[Problem]
Determine the number of lines in the listing below where the string "Follow" occurs; answer with the number alone.

[Record excerpts]
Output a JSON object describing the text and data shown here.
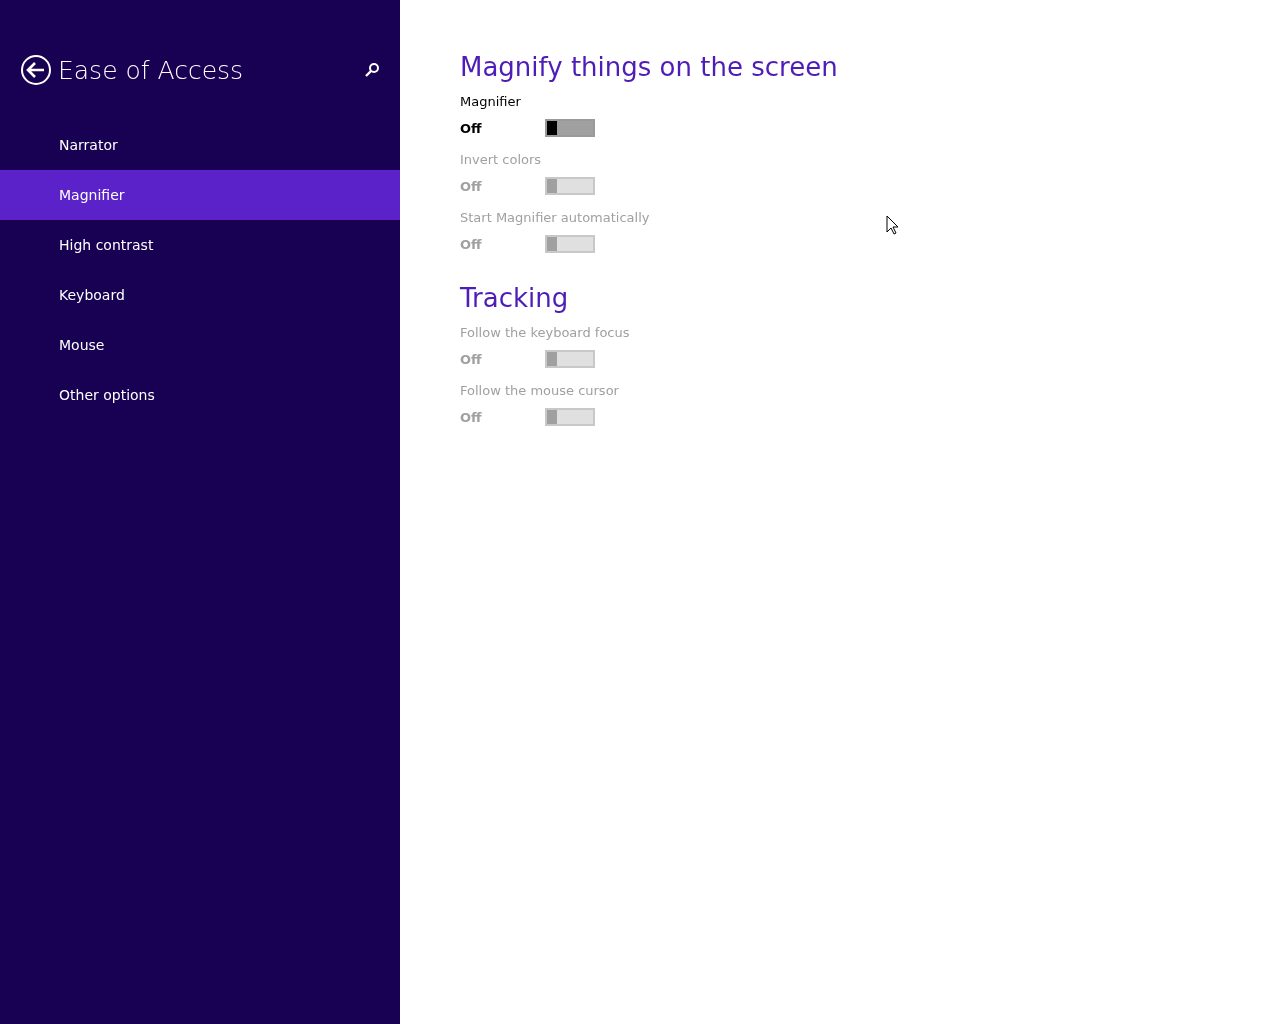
{
  "sidebar": {
    "title": "Ease of Access",
    "items": [
      {
        "label": "Narrator",
        "selected": false
      },
      {
        "label": "Magnifier",
        "selected": true
      },
      {
        "label": "High contrast",
        "selected": false
      },
      {
        "label": "Keyboard",
        "selected": false
      },
      {
        "label": "Mouse",
        "selected": false
      },
      {
        "label": "Other options",
        "selected": false
      }
    ]
  },
  "sections": [
    {
      "heading": "Magnify things on the screen",
      "settings": [
        {
          "label": "Magnifier",
          "state_text": "Off",
          "on": false,
          "disabled": false
        },
        {
          "label": "Invert colors",
          "state_text": "Off",
          "on": false,
          "disabled": true
        },
        {
          "label": "Start Magnifier automatically",
          "state_text": "Off",
          "on": false,
          "disabled": true
        }
      ]
    },
    {
      "heading": "Tracking",
      "settings": [
        {
          "label": "Follow the keyboard focus",
          "state_text": "Off",
          "on": false,
          "disabled": true
        },
        {
          "label": "Follow the mouse cursor",
          "state_text": "Off",
          "on": false,
          "disabled": true
        }
      ]
    }
  ]
}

[Solution to this problem]
2